ABOUT THIS EXERCISE -> Review the material line by line. Identify and copy every line that contains the string "title".

START SUPPLIED RECORDS

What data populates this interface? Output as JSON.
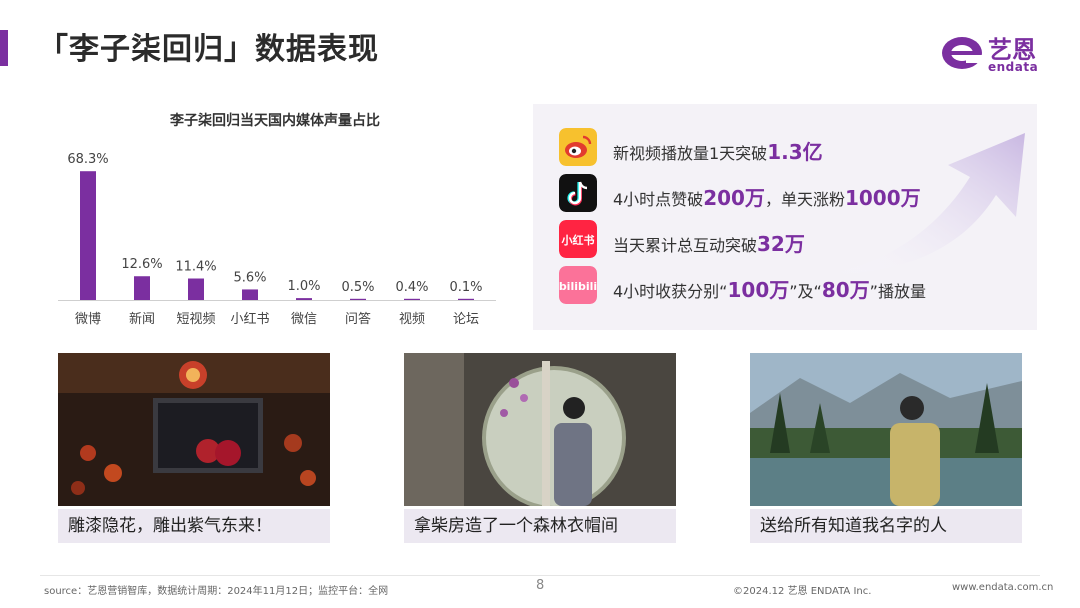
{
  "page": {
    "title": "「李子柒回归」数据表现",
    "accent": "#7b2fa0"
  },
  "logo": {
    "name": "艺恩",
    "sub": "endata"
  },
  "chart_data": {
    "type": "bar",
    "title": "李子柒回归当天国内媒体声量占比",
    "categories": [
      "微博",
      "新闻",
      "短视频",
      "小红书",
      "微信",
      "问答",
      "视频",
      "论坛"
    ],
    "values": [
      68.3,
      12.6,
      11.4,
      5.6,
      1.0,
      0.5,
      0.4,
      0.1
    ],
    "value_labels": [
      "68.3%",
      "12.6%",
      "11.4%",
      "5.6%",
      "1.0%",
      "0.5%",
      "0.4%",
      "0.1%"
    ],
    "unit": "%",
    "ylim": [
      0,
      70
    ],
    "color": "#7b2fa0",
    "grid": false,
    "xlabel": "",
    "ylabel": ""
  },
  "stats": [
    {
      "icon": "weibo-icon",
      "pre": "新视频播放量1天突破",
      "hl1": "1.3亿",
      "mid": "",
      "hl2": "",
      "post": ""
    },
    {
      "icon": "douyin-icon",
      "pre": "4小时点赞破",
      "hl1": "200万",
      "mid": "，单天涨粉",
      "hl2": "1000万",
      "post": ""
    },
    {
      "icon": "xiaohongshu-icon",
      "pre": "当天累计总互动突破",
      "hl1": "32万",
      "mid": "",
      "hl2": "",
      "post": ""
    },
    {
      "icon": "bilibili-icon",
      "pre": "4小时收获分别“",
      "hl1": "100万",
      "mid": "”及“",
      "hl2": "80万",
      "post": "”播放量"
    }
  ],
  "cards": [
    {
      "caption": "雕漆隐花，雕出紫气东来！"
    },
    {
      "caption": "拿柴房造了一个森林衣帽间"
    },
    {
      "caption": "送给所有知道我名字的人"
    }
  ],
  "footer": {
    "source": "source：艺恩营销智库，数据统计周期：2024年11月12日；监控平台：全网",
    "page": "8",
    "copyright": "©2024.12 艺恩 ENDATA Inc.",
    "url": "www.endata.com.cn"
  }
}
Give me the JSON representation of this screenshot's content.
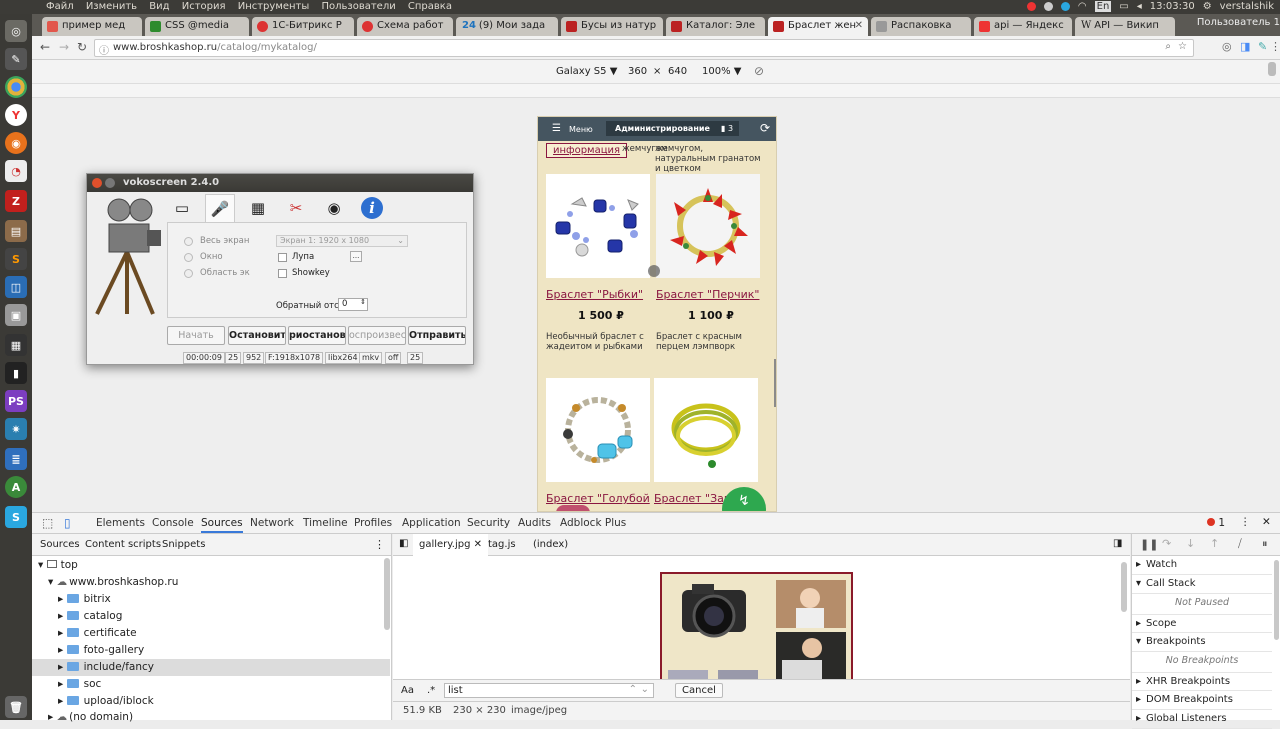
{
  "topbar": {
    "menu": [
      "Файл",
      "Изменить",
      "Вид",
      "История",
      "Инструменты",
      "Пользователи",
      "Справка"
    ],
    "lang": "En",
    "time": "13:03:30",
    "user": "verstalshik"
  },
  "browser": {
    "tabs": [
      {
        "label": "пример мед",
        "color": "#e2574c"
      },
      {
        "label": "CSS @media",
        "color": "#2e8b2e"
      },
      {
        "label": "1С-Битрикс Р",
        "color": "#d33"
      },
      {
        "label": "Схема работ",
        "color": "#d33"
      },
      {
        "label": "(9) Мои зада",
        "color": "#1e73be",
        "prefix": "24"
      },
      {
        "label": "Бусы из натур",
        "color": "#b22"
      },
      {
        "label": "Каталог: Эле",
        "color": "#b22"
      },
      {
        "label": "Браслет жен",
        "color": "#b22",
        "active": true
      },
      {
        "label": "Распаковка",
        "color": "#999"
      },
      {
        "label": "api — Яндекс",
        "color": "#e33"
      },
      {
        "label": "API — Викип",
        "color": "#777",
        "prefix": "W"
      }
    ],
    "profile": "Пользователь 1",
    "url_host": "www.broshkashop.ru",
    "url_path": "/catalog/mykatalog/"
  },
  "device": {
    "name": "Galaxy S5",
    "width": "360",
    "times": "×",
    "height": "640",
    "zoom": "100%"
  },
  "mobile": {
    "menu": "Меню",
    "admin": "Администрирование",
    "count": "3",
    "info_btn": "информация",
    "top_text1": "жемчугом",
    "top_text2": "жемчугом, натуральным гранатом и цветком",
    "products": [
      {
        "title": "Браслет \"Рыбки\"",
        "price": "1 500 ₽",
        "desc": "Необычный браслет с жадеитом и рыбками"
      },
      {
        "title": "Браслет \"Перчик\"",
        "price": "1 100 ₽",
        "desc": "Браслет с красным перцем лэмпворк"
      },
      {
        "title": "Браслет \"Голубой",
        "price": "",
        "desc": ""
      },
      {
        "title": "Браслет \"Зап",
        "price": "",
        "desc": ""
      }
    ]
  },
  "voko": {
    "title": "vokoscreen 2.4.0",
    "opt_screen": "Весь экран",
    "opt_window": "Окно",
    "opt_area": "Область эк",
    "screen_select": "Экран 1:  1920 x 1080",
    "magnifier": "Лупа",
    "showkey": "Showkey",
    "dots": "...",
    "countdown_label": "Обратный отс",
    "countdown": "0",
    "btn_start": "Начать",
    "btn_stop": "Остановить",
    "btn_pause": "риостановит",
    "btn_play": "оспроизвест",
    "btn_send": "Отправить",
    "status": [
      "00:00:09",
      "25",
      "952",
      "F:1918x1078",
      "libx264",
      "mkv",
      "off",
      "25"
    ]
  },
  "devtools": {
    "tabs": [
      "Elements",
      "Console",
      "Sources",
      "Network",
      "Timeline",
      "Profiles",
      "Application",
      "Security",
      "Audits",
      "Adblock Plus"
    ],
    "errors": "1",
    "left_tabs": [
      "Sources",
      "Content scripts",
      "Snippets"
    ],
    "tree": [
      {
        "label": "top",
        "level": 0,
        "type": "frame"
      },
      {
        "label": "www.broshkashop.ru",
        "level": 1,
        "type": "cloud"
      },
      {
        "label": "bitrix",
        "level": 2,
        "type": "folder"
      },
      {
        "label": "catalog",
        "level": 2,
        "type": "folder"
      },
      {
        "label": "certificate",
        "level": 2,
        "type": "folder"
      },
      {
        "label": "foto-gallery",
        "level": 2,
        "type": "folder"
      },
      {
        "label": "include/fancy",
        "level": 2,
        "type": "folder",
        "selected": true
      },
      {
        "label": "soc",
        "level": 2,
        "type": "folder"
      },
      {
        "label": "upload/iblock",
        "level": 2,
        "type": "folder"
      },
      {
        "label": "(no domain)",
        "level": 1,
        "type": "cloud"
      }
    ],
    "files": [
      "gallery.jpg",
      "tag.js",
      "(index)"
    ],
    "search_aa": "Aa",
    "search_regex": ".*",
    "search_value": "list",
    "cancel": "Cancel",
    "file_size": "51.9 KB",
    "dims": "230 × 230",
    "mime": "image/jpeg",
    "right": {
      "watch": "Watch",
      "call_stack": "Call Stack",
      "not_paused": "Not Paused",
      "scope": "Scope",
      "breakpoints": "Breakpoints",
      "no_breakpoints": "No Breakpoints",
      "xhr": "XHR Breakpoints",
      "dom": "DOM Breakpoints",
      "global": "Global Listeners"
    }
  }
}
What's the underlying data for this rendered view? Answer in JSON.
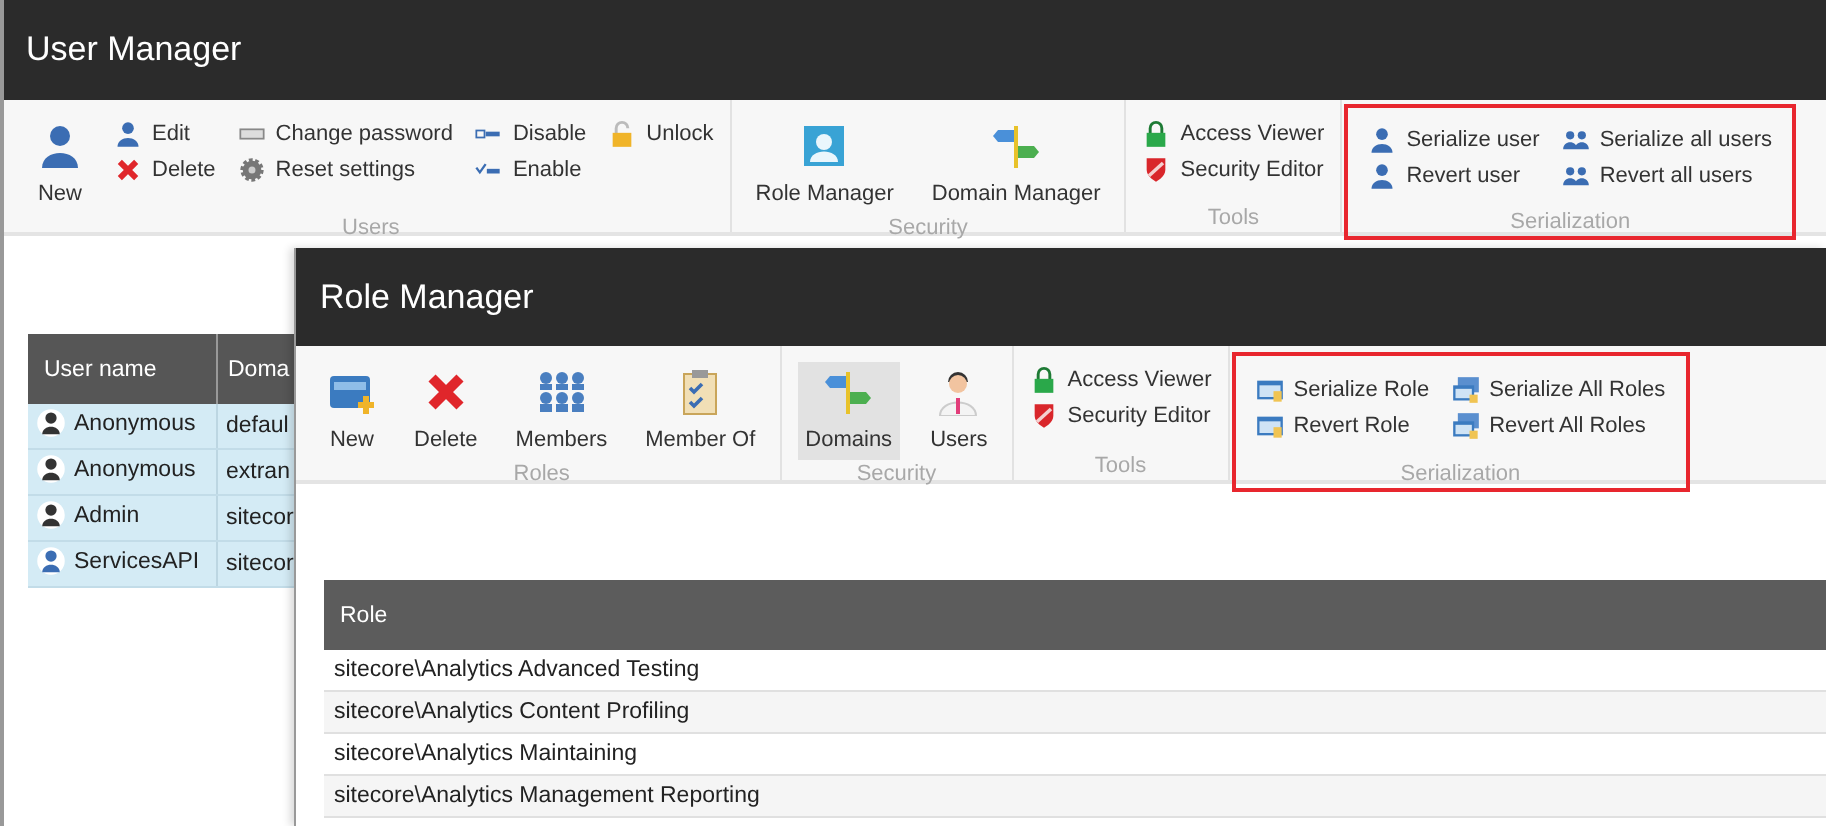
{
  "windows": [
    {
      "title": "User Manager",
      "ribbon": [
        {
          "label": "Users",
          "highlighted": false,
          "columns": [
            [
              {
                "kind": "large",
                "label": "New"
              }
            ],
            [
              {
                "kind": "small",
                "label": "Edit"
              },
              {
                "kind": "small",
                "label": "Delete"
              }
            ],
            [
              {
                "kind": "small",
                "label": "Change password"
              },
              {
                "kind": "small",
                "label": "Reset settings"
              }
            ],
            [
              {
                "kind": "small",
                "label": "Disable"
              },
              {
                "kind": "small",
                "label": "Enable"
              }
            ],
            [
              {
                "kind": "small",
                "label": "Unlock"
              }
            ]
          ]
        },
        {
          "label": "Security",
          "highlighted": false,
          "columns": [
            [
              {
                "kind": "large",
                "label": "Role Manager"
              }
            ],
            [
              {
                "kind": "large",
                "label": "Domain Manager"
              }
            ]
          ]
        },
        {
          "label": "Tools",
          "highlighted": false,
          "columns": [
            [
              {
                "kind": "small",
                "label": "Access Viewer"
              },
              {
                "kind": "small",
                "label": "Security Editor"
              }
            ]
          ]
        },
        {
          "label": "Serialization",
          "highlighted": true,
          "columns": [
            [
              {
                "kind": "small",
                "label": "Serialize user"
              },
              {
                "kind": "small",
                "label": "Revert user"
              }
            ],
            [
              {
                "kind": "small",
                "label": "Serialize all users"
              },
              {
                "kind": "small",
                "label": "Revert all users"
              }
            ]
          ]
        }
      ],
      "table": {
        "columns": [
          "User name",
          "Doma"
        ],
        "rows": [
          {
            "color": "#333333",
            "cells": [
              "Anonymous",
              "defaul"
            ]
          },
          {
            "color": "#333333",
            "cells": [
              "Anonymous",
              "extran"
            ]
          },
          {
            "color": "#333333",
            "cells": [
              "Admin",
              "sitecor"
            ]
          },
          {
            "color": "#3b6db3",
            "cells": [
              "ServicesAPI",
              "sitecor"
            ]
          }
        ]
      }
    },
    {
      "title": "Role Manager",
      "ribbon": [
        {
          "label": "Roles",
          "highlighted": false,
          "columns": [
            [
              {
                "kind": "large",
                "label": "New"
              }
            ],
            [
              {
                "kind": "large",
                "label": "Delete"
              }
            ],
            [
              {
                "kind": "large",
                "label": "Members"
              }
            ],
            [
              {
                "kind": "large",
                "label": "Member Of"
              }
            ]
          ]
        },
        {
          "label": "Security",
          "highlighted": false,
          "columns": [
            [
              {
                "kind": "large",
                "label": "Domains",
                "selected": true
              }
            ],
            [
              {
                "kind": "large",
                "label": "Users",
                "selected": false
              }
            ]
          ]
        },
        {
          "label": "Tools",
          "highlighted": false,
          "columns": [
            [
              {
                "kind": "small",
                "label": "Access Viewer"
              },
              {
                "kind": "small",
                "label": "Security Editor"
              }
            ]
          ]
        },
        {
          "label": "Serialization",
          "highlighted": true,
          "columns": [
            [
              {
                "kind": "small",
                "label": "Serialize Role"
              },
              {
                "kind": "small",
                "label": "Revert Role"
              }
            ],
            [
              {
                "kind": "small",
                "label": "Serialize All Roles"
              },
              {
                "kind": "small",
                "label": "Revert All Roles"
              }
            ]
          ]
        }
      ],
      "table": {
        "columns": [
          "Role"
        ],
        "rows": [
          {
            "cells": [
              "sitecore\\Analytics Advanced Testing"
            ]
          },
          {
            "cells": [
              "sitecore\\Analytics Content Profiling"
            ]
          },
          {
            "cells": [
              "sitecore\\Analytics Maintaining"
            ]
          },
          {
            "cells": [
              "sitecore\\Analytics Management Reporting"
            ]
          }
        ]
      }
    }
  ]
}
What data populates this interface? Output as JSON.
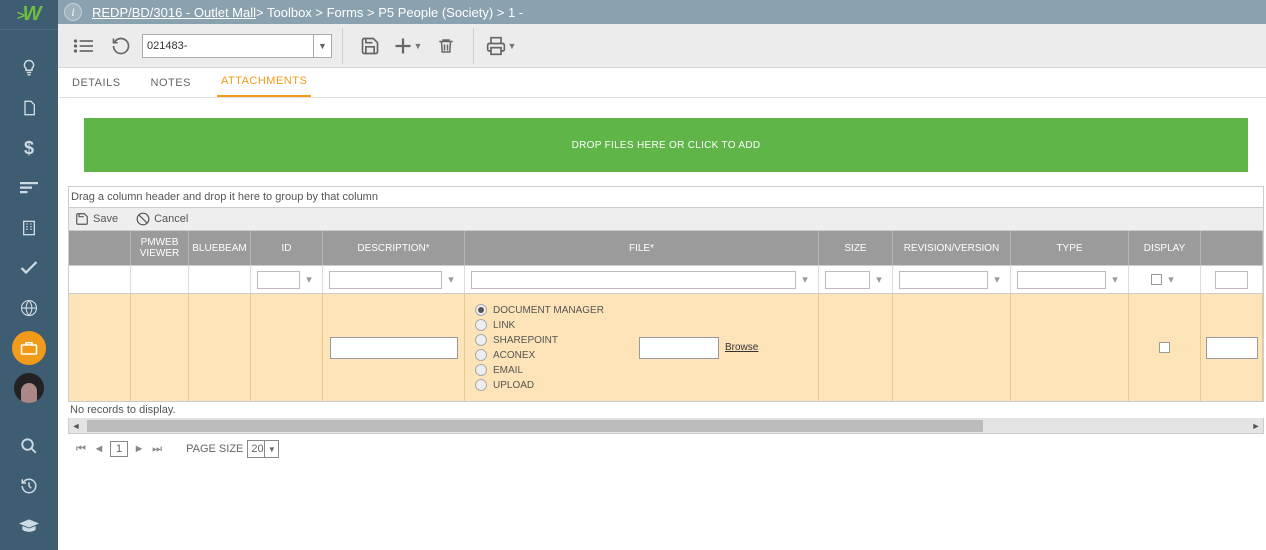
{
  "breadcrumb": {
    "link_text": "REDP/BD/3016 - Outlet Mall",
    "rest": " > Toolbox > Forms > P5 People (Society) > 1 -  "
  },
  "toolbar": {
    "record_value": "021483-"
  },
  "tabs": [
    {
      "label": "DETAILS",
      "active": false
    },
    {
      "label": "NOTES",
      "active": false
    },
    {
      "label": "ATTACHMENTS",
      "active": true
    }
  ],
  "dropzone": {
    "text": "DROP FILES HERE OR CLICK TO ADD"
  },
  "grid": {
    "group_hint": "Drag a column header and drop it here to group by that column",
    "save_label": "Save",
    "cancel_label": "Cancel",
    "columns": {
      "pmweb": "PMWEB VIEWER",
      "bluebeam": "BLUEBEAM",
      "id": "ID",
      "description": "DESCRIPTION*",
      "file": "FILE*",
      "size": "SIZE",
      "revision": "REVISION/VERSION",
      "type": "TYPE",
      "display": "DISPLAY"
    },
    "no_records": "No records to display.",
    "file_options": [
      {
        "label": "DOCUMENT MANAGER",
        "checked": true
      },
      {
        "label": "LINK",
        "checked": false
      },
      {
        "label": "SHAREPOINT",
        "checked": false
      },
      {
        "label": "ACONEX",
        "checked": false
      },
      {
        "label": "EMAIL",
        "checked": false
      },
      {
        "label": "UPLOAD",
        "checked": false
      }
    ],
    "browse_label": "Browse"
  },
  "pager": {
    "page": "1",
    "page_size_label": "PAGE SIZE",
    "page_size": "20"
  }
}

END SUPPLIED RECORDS

WRITTEN ANSWER ->
    "title": "「李子柒回归」数据表现",
    "title": "李子柒回归当天国内媒体声量占比",
        "title": "Браслет \"Рыбки\"",
        "title": "Браслет \"Перчик\"",
        "title": "Браслет \"Голубой",
        "title": "Браслет \"Зап",
    "title": "vokoscreen 2.4.0",
      "title": "User Manager",
      "title": "Role Manager",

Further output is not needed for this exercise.